ABOUT THIS EXERCISE:
Your answer should be one number: how many lines of the data include the string "недвижимый"?

GIVEN DATA:

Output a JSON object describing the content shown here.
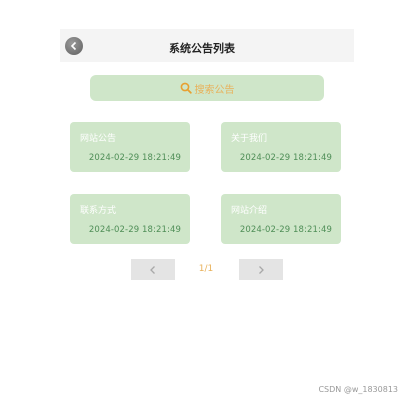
{
  "header": {
    "title": "系统公告列表"
  },
  "search": {
    "label": "搜索公告"
  },
  "announcements": [
    {
      "title": "网站公告",
      "date": "2024-02-29 18:21:49"
    },
    {
      "title": "关于我们",
      "date": "2024-02-29 18:21:49"
    },
    {
      "title": "联系方式",
      "date": "2024-02-29 18:21:49"
    },
    {
      "title": "网站介绍",
      "date": "2024-02-29 18:21:49"
    }
  ],
  "pagination": {
    "indicator": "1/1"
  },
  "watermark": "CSDN @w_1830813",
  "colors": {
    "card": "#cfe6c9",
    "accent": "#e8b15a",
    "date": "#4f8e57",
    "header": "#f4f4f4",
    "pager": "#e4e4e4"
  }
}
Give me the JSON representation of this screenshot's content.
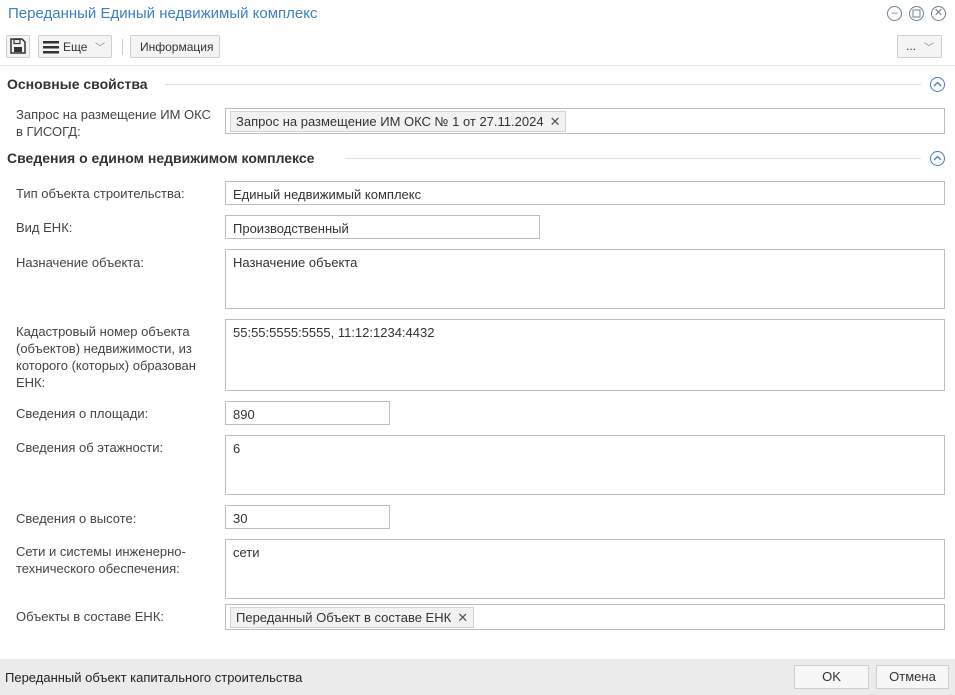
{
  "window": {
    "title": "Переданный Единый недвижимый комплекс"
  },
  "toolbar": {
    "more_label": "Еще",
    "info_label": "Информация",
    "overflow_label": "..."
  },
  "sections": {
    "main": {
      "title": "Основные свойства"
    },
    "enk": {
      "title": "Сведения о едином недвижимом комплексе"
    }
  },
  "fields": {
    "request": {
      "label": "Запрос на размещение ИМ ОКС в ГИСОГД:",
      "tag": "Запрос на размещение ИМ ОКС № 1 от 27.11.2024"
    },
    "construction_type": {
      "label": "Тип объекта строительства:",
      "value": "Единый недвижимый комплекс"
    },
    "enk_kind": {
      "label": "Вид ЕНК:",
      "value": "Производственный"
    },
    "purpose": {
      "label": "Назначение объекта:",
      "value": "Назначение объекта"
    },
    "cadastral": {
      "label": "Кадастровый номер объекта (объектов) недвижимости, из которого (которых) образован ЕНК:",
      "value": "55:55:5555:5555, 11:12:1234:4432"
    },
    "area": {
      "label": "Сведения о площади:",
      "value": "890"
    },
    "floors": {
      "label": "Сведения об этажности:",
      "value": "6"
    },
    "height": {
      "label": "Сведения о высоте:",
      "value": "30"
    },
    "networks": {
      "label": "Сети и системы инженерно-технического обеспечения:",
      "value": "сети"
    },
    "objects": {
      "label": "Объекты в составе ЕНК:",
      "tag": "Переданный Объект в составе ЕНК"
    }
  },
  "status": {
    "text": "Переданный объект капитального строительства"
  },
  "buttons": {
    "ok": "OK",
    "cancel": "Отмена"
  },
  "colors": {
    "accent": "#3f7fc0",
    "border": "#bdbdbd",
    "statusbar": "#ebebeb"
  }
}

EXERCISE RESULT:
2